Chapter 8: Understanding Mississippi sales tax rules for shipping & handling
Mississippi’s 7 percent sales tax can go as high as 7.25 percent in some areas of the state, since local taxes can be added onto the rate based on local laws. Unlike some other states, food and clothing purchases aren’t exempt in Mississippi, even when those purchases are made at the grocery store. With more customers than ever purchasing items online, many businesses are researching whether or not this charge applies to shipping costs.
When it comes to shipping and delivery charges in Mississippi, the laws are fairly consistent across the board. Most businesses will pay sales tax on shipping, handling, and delivery costs, with very few exceptions. Those exceptions are explained in detail below.Is Shipping Taxable in Mississippi?
When tax is imposed on the sale of goods, businesses must pay sales tax on the shipping, handling, and delivery charges associated with getting those goods to customers. This is limited to sales within Mississippi, however. Businesses that ship products to buyers outside of Mississippi are not required to pay sales tax on the shipping costs. The business needs to retain a copy of the sales receipt as proof that the item was shipped directly to the out-of-state customer.
Mississippi makes no concessions for itemization of shipping charges on an invoice. Whether the shipping, handling, and delivery charges are stated separately or as part of the purchase price, businesses will be required to pay sales tax on the cost.Sales Across State Lines
Out-of-state businesses receive a break on sales tax when selling to Mississippi residents. As long as the business doesn’t have nexus in the state, no Mississippi sales tax is required on purchases or delivery costs. However, a business may be required to pay those taxes in its own state, so it’s important to check into how those laws apply.
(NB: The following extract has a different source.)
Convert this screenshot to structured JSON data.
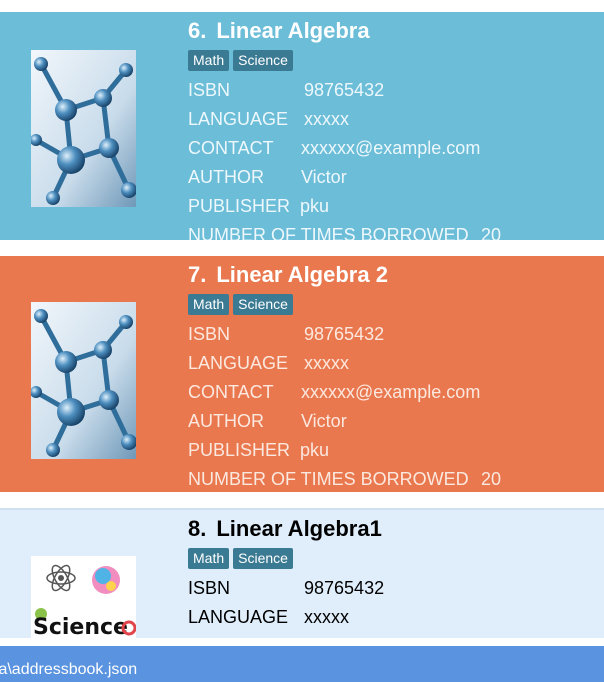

If a business has a presence in Mississippi, though, that business will be required to pay sales tax on purchases and shipping in accordance with the state’s laws. This applies to businesses that either own property in the state or have representatives acting on behalf of the company there.Are There Exemptions?
Businesses do get one break on sales tax in the state. Mississippi exempts some shipping supplies from sales tax, including packaging, containers, and pallets sold with finished goods. Sales of containers and shipping materials used in international commerce shipments are also exempt.
Mississippi has a large number of other items that are exempt from sales tax in the state. Those include sales to nonprofit organizations and retail sales of prescription medications. When a tax-exempt item is shipped, the delivery and handling charge is exempt, as well, whether the business is located in Mississippi or in another state or country.Words of Caution
The Mississippi Department of Revenue emphasizes that the state charges sales tax on the full amount of any sale of tangible property, including the delivery costs required to get items to buyers. The state defines a delivery charge as any expense incurred by the seller to get merchandise ready to sell, including freight in or transportation costs in, and any charges made by the seller for delivery of the property to the purchaser.
“The total sales amount should be reflected on the sales tax return and should include any charges for delivery,” department spokesperson Kathy Waterbury says. “Persons remitting use tax on property brought into this state owe tax on the purchase price or sales price, which also includes freight charges to the point of use within the state.”
When charging for delivery, businesses with a presence in Mississippi must remit sales tax on all charges, including delivery, shipping, and handling. When a Mississippi business ships a taxable item, sales tax will need to be paid.